(Listed records):
○ ○ ○ ○ ○
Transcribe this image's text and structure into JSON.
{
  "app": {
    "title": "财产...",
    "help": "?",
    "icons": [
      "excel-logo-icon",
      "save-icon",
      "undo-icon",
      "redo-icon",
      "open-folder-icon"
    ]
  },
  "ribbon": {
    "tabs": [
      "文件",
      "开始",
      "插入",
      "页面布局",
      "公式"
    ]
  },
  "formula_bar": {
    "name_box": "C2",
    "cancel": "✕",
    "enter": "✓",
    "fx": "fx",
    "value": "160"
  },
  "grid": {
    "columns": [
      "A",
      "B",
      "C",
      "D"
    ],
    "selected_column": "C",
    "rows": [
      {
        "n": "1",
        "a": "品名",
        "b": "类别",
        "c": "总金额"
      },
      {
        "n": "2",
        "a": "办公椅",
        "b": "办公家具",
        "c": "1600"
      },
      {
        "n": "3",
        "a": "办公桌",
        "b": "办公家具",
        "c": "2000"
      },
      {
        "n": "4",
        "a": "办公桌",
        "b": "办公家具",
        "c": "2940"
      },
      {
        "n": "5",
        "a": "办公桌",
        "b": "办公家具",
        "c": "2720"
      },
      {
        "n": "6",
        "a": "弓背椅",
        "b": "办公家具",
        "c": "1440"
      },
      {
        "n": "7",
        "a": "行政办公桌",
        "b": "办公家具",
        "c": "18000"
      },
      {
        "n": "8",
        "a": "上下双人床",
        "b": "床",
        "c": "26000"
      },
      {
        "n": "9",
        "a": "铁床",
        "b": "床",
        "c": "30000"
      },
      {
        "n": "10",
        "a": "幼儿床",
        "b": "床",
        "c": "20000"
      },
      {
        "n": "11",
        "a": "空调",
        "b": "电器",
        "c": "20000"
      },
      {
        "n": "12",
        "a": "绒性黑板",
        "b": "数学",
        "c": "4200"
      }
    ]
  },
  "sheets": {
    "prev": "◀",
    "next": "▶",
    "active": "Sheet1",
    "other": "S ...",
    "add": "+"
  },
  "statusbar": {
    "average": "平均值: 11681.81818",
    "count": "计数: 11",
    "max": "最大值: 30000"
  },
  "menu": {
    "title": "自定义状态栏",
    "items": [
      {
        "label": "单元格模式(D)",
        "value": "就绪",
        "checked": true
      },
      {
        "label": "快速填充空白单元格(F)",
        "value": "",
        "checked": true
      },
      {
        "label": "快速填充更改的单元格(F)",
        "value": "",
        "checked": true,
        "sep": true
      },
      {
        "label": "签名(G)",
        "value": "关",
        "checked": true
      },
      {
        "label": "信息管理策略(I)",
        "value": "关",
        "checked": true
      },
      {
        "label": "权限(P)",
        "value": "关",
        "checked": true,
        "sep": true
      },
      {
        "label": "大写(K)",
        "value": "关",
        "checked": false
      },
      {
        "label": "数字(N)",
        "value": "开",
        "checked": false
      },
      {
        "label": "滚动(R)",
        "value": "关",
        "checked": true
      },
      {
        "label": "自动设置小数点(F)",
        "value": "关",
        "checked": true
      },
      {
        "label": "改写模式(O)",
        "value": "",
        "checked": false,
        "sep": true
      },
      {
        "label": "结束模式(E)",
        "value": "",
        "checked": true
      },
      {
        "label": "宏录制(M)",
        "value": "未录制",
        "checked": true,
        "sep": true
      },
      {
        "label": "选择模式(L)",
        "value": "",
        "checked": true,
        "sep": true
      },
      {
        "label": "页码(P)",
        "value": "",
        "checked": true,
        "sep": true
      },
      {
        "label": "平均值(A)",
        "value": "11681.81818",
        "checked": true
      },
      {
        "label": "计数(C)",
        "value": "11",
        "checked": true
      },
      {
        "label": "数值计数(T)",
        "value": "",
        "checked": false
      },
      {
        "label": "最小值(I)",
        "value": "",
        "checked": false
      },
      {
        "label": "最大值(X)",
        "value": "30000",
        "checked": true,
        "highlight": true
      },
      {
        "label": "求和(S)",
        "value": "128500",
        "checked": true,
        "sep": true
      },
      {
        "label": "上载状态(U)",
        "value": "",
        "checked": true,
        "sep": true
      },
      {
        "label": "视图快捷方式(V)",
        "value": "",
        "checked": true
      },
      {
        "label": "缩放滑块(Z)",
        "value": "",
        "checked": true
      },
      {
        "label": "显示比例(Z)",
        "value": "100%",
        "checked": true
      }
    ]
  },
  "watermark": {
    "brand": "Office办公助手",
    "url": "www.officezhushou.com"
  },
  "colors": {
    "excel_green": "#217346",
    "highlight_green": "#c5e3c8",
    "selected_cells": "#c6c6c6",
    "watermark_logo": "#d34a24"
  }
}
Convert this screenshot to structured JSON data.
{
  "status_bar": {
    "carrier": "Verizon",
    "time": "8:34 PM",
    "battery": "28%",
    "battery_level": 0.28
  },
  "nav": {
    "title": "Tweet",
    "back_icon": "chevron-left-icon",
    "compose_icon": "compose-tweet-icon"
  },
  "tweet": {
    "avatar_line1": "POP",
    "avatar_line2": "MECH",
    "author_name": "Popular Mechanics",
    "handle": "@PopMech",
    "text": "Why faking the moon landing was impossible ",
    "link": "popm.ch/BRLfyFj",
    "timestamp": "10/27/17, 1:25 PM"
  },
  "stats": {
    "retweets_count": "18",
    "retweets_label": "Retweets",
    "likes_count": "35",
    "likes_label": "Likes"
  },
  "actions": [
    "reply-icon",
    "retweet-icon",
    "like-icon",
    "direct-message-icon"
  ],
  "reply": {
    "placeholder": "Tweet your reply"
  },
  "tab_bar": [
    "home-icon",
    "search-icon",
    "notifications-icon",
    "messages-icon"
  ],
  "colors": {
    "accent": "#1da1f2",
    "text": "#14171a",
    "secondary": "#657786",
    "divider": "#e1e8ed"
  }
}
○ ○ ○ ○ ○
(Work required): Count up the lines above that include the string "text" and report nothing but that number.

(Result for this exercise): 3